The constant beeping of the heart monitor was starting to get on my nerves. My fingers thrummed against the bed frame restlessly.
Was that light flickering or was it my imagination?
Where the hell was Frank? They had taken him in to treat his hypothermia hours ago. No doubt he had been delayed, as per usual, by people wanting to see his mechanical hand.
The graveyard shift worked its way in and began making rounds. The phones were silent. I thought we had been smart coming here, taking the risk of bleeding out so we could get to a backwoods hospital. Unfortunately these idiots thought my “hunting accident” was a suicide job gone wrong and had strapped me to the bed.
The minutes ticked by erratically. How long had we been in here? The night nurse had closed my door and I could no longer see the clock in the hallway.
I stared at my restraints, frantic. There were scissors on a surgical tray across the room that the night nurse was too frightened to come back and get. I rocked the bed back and forth roughly, forcing it towards the tray. The wheel caught something on the floor and my hospital bed tipped over sideways.
My IV was ripped out of my arm as I hit the floor, still roped to the bed. I would have screamed if I could. There were nurses in my room within seconds. I glanced past the fray of people trying to right my bed. The clock read 3:27am as I passed out.
Ice pelted my face as Frank and I trudged through the blizzard towards the house in the distance. It had been built into the side of the hill, with the basement level exposed on one side but closed off by earth on the other.
Our destination was the testing room, smack dab in the middle of the ground level. We felt rather than heard a low mechanical humming coming from the house.
We worked our way around the corner of the house towards the exhaust vent, our access point. Suddenly all I could see was thirty feet of earth looming over us to the left and the ventilation shaft.
They’ll be in a meeting,” Frank said, “on the third floor. Every Wednesday after the staff leaves, that’s where they go.” A slight glow could be seen coming from one of the upstairs windows. It occurred to me that Frank might feel like a traitor instead of a hero. His coworkers were upstairs working on technology that he had helped create. Six years ago his knack for robotics had given him a replacement for the left hand he had been born without, and when the Krause Robotics lab caught wind of his talent and invited Frank to come work for them, he decided to take the job so he could help me.
Our genetics must have been faulty, because while Frank was born without a hand, I was born without a voice box. “I’m going to build you one,” Frank told me, “you just wait.” Krause had all the resources, but eight months ago they learned Frank wanted to build something for me and not their special project, so they kicked him out. My voice was in there and Frank was out here.

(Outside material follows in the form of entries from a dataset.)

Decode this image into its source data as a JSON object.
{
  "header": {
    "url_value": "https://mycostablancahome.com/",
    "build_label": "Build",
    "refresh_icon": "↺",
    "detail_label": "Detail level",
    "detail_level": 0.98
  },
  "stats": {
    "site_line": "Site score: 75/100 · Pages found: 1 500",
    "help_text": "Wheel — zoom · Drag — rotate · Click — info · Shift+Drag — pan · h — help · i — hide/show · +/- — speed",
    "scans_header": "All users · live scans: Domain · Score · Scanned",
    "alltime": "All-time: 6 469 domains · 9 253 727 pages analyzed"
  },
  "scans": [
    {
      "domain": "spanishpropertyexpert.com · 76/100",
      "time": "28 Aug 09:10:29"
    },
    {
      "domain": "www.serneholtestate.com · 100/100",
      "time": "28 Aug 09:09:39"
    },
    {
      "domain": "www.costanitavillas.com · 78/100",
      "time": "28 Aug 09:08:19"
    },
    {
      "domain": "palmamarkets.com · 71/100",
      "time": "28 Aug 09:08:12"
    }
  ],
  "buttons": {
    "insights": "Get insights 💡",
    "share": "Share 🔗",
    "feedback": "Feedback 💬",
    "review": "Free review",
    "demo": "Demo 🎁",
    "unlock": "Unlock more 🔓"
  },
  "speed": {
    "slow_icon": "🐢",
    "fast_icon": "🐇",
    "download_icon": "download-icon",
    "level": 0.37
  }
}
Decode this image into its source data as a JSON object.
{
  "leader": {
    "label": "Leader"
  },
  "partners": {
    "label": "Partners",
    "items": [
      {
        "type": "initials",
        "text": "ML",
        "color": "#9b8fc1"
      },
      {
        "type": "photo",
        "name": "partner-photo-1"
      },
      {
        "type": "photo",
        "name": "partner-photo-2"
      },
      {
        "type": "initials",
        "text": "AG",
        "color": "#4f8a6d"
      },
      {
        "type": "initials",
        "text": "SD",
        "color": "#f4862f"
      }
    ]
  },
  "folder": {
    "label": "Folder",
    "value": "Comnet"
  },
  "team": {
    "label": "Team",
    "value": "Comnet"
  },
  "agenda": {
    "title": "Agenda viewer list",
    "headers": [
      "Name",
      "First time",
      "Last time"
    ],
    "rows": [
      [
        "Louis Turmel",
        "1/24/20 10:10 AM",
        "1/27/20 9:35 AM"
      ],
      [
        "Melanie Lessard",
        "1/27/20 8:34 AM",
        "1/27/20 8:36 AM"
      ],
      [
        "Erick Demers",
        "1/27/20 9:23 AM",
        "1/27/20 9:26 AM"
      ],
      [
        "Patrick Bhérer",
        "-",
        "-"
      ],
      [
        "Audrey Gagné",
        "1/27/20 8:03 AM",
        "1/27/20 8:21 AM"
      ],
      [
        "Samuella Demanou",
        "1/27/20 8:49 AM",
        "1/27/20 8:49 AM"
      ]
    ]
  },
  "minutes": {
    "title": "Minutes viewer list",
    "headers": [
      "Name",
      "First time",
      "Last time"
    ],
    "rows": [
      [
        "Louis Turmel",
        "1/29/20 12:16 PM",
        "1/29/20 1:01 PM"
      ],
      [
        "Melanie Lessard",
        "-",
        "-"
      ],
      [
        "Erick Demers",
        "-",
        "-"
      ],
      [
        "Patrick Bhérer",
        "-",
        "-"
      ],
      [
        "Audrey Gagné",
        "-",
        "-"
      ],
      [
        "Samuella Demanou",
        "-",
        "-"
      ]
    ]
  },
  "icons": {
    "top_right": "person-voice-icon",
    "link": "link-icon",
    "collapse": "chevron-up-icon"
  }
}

He’d been trying to get it back ever since.
Using his artificial hand, Frank pulled opened the side panel to the exhaust fan and turned to me. I nodded, grabbed the sides of the narrow shaft, put my foot in Frank’s hand, and hoisted myself into the opening. A strong breeze blew me back, the heavily circulating air smelling of bleach cleaner and metal.
I worked my way forward, going over Frank’s instructions in my head. “Take the first right.” I did. “Count out thirty three panels, and you’ll be there.” One. Two. Three. “Your voice box is in the prototype, right where it would be on a human.” Eleven. Twelve. “He’ll be deactivated for the night, but your movement will set off the alarms anyway. You’ll have sixty seconds to get out, maybe less.” Twenty -six, twenty-seven. “Be ready to run.”
I removed the panel, and lowered myself in. The only light came from the red “Exit” sign glowing by the door. I pulled a chair over so I could get back into the ceiling, then turned to the prototype.
He’d been partially covered in a synthetic skin to appear less metallic, but I caught glimpses of an artificial heart and bionic left ankle as I quickly scanned the robot for signs of life. Seeing none, I pulled the false covering off the throat and felt the grind of metal on metal as I removed my voice box. The room suddenly got brighter. I looked up to see a pair of bright red eyes staring at me.
The shock rolled through my body and I hurled myself back towards the opening, but was caught by an artificial hand that felt so similar to Frank’s I was almost reassured before the machine began pulling me back.
Light flooded into the room as several men burst through the door, and four bullets were fired before one found its mark. It ripped through my upper arm so quickly that I didn’t feel the pain at first. I heard Frank’s voice screaming through the ventilation system. It startled one shooter so much he hit the prototype instead of me, disabling it. I was into the shaft and back to the exit in seconds. I threw myself into the snow and pelted down the hill, Frank right behind me. We were speeding towards the hospital in minutes.
I blinked my eyes, wondering what had woken me up. My head was killing me, but I had been righted and reconnected to my IV while unconscious. I heard yelling in the hallway. I heard Frank.
The beeping of my heart monitor increased drastically. They were here.